PROBLEM STATEMENT:
Copy out, from the data below, each line in which the word "Nilphamari" occurs.

RECORDED INFORMATION:
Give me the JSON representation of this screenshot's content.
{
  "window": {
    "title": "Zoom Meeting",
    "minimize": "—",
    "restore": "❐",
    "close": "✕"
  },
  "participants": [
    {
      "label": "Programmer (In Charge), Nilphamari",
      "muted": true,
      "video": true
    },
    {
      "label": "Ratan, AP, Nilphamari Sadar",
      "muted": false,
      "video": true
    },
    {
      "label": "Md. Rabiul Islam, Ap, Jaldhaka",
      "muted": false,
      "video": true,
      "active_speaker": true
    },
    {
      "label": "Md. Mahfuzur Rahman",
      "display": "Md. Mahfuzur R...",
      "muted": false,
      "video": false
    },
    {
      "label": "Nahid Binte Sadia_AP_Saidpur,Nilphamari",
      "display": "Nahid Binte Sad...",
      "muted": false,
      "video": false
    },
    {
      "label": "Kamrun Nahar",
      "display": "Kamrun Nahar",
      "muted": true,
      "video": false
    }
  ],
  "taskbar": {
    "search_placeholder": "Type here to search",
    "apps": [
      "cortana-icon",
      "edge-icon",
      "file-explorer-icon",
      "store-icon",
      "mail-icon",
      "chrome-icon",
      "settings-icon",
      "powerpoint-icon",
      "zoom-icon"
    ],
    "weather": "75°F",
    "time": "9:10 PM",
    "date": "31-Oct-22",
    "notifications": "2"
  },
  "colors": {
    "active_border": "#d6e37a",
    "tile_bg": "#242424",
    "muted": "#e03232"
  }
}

TASK RESPONSE:
      "label": "Programmer (In Charge), Nilphamari",
      "label": "Ratan, AP, Nilphamari Sadar",
      "label": "Nahid Binte Sadia_AP_Saidpur,Nilphamari",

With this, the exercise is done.